Back in the dark ages (1990s) selecting a website domain name was kind of random. Some names were obvious. Others were simple contractions – like The Computing Center becoming www.compcenter.com. Today, it’s a lot more complicated and sometimes it appears that all the good domain names are already taken. Not so…read on.
I'd be a zillionaire if I earned a dollar each time someone complains that all the great domain names are already taken. It's just not true, however. Even in a highly competitive industry, you can think up original, appealing domain names for businesses by using naming tactics that few people use, such as these:
1. Focus on results. What is the outcome or end result that people want to have from buying a certain product or service? How do they feel when they have finished the transaction? My own company name, Named At Last, falls into this category.
2. Look for puns. Make a list of relevant keywords, say each out loud and play around with the sounds. Puns are much less likely than other kinds of names to have been registered because their component parts are not actual words. For instance, the name Sitesfaction, for a web design company, was a finalist in our first naming contest - and an available domain at that time despite tens of thousands of web design firms in the English-speaking world.
3. Think slang. Let your imagination and memory fly around for pleasing-to-the-ear expressions. As of today, the domain BoyOhBoyToys.com for an online toy store is unregistered, as is a domain for its sister store AttaGirlToys.com.

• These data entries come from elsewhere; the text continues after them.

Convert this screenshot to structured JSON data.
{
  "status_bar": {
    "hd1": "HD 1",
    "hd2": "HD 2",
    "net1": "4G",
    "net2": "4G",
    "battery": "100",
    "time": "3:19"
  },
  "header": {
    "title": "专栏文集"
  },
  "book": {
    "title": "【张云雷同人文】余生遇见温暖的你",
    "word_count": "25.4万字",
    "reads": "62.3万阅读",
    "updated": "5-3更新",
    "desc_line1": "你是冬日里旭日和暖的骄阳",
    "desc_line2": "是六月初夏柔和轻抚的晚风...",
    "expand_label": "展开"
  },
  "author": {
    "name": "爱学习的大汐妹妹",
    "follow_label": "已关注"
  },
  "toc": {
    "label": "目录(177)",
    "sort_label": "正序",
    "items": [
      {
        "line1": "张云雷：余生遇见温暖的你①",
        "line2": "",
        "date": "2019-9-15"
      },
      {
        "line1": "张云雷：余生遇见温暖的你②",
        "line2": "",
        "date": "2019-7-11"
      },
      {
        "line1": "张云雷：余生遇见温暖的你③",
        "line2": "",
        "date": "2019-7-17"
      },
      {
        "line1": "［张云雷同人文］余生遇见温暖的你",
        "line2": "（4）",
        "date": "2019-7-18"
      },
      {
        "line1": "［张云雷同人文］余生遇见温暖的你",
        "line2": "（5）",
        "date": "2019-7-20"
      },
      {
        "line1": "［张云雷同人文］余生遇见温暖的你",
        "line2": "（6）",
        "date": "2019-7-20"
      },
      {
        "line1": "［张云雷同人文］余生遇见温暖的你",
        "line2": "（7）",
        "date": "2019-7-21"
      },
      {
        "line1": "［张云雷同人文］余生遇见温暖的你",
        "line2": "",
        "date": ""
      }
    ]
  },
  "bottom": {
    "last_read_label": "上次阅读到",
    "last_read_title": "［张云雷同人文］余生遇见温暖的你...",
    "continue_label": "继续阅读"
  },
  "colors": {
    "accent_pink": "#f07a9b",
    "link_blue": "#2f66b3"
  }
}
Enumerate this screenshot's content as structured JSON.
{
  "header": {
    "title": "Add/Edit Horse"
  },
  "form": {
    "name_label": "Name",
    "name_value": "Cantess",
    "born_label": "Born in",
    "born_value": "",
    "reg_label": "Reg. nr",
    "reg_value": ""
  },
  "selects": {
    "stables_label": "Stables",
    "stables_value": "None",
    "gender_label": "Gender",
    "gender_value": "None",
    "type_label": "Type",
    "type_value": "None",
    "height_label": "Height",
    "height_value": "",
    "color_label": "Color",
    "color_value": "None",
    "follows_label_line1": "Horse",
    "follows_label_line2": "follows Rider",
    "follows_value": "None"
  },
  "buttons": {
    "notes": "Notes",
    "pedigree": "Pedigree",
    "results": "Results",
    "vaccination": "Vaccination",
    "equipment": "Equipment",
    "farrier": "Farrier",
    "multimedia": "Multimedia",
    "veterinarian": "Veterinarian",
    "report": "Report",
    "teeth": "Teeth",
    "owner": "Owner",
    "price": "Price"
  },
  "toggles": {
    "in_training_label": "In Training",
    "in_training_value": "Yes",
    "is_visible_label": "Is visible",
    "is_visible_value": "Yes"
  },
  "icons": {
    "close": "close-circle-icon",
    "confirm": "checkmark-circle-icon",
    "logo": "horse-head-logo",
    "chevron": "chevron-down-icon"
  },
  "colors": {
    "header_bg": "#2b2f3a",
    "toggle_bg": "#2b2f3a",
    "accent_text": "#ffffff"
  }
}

4. Go symbolic. Suppose you're an expert on the horror genre and want to start a paid online community for horror fans. Horrorific.com, horrorgate.com and Horrornet.com are all taken, but as of today, the less obvious and more vivid FrightOwl.com is not.
5. Vary real words. "Google's name is a play on the word googol, which refers to the number 1 followed by one hundred zeroes," says the Press Center of the world's most successful search engine. "The word was coined by the nine-year-old nephew of mathematician Edward Kasner," it continues - providing another hint for creative naming: consult a kid.